» **EXERCISE OBJECTIVE**:
Go through the data below. Pull out every line that has the word "Ambient".

» **DATA PROVIDED**:
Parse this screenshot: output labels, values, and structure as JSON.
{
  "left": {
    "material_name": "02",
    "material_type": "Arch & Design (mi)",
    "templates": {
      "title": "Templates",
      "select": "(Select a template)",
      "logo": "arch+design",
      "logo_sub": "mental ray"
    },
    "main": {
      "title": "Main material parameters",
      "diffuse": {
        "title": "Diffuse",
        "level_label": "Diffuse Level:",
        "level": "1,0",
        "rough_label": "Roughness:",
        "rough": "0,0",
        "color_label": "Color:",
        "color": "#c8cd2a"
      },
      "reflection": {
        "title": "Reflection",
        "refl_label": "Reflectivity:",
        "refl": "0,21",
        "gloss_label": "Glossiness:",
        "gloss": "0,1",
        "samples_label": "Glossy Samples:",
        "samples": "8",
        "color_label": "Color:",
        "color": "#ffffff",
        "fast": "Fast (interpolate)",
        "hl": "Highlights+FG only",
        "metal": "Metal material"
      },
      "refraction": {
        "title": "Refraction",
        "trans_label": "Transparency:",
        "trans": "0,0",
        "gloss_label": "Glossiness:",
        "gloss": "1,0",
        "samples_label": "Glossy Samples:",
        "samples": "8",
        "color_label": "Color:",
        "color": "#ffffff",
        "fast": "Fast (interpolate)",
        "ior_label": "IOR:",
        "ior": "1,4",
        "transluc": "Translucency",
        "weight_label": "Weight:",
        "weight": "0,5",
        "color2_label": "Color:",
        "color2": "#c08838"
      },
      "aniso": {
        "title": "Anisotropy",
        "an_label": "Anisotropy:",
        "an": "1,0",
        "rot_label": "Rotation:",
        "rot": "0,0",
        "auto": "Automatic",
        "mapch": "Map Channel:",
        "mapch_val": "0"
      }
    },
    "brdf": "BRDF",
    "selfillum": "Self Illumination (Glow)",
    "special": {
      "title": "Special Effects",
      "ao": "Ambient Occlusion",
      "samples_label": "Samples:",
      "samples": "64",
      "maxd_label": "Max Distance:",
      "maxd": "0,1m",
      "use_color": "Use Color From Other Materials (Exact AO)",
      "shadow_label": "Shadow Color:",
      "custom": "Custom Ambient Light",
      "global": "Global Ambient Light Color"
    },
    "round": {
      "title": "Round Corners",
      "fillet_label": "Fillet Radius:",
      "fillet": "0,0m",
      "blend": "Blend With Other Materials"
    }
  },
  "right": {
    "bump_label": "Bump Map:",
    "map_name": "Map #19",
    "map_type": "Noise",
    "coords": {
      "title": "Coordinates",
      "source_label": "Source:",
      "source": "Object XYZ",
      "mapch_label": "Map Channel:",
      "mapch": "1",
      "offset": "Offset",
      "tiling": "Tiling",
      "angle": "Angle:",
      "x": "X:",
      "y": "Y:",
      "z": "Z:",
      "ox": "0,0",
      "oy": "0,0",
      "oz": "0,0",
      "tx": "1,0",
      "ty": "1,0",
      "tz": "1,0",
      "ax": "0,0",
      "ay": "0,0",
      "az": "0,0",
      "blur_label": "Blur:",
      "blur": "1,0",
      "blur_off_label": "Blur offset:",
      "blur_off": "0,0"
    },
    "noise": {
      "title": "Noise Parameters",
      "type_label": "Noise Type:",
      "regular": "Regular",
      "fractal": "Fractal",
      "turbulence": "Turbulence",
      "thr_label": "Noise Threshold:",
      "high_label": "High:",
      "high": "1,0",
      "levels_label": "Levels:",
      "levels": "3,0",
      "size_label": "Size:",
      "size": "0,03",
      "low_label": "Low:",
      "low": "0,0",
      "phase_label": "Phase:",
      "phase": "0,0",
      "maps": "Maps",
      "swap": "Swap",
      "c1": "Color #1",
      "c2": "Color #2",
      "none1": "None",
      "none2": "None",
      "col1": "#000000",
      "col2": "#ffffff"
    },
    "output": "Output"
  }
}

» **ANSWER**:
      "ao": "Ambient Occlusion",
      "custom": "Custom Ambient Light",
      "global": "Global Ambient Light Color"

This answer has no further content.